REQUIRED WORK – Pick out all lines of the entries that include the word "发射功率" and copy them.

RECORDS SUPPLIED –
##############################

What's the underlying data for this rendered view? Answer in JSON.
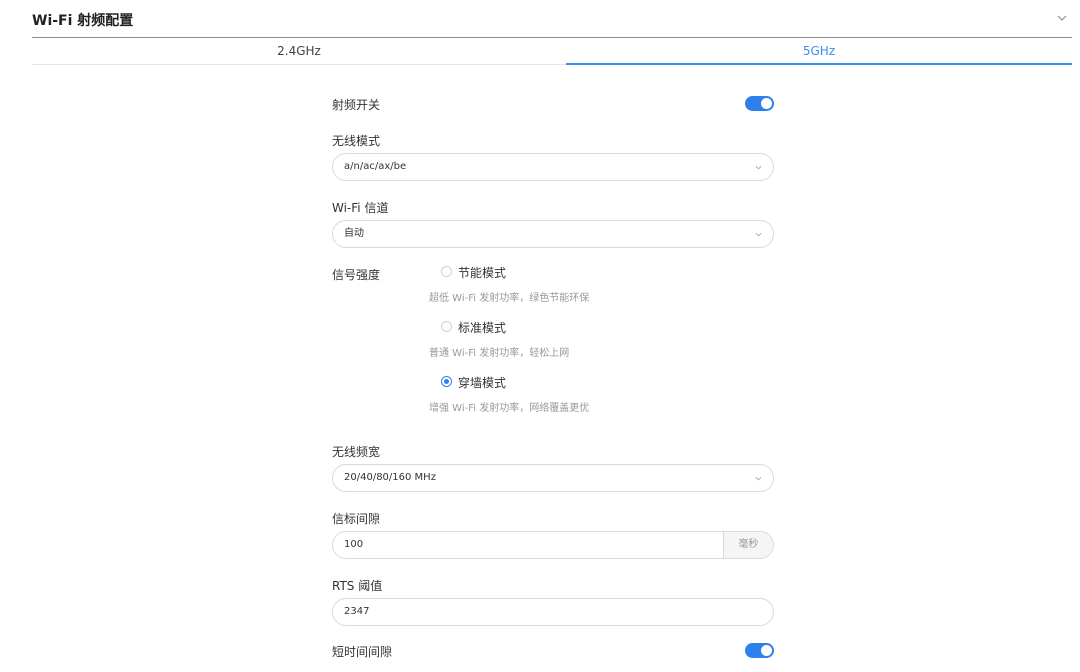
{
  "header": {
    "title": "Wi-Fi 射频配置",
    "chevron_icon": "chevron-down-icon"
  },
  "tabs": [
    {
      "label": "2.4GHz",
      "active": false
    },
    {
      "label": "5GHz",
      "active": true
    }
  ],
  "colors": {
    "accent": "#2f80ed",
    "tab_active": "#3b8ef0",
    "hint_text": "#999999",
    "border": "#d9d9d9"
  },
  "form": {
    "radio_switch": {
      "label": "射频开关",
      "enabled": true
    },
    "wireless_mode": {
      "label": "无线模式",
      "value": "a/n/ac/ax/be"
    },
    "channel": {
      "label": "Wi-Fi 信道",
      "value": "自动"
    },
    "signal_strength": {
      "label": "信号强度",
      "options": [
        {
          "label": "节能模式",
          "desc": "超低 Wi-Fi 发射功率，绿色节能环保",
          "selected": false
        },
        {
          "label": "标准模式",
          "desc": "普通 Wi-Fi 发射功率，轻松上网",
          "selected": false
        },
        {
          "label": "穿墙模式",
          "desc": "增强 Wi-Fi 发射功率，网络覆盖更优",
          "selected": true
        }
      ]
    },
    "bandwidth": {
      "label": "无线频宽",
      "value": "20/40/80/160 MHz"
    },
    "beacon_interval": {
      "label": "信标间隙",
      "value": "100",
      "unit": "毫秒"
    },
    "rts_threshold": {
      "label": "RTS 阈值",
      "value": "2347"
    },
    "short_gi": {
      "label": "短时间间隙",
      "enabled": true
    }
  }
}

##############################

WRITTEN SOLUTION –
          "desc": "超低 Wi-Fi 发射功率，绿色节能环保",
          "desc": "普通 Wi-Fi 发射功率，轻松上网",
          "desc": "增强 Wi-Fi 发射功率，网络覆盖更优",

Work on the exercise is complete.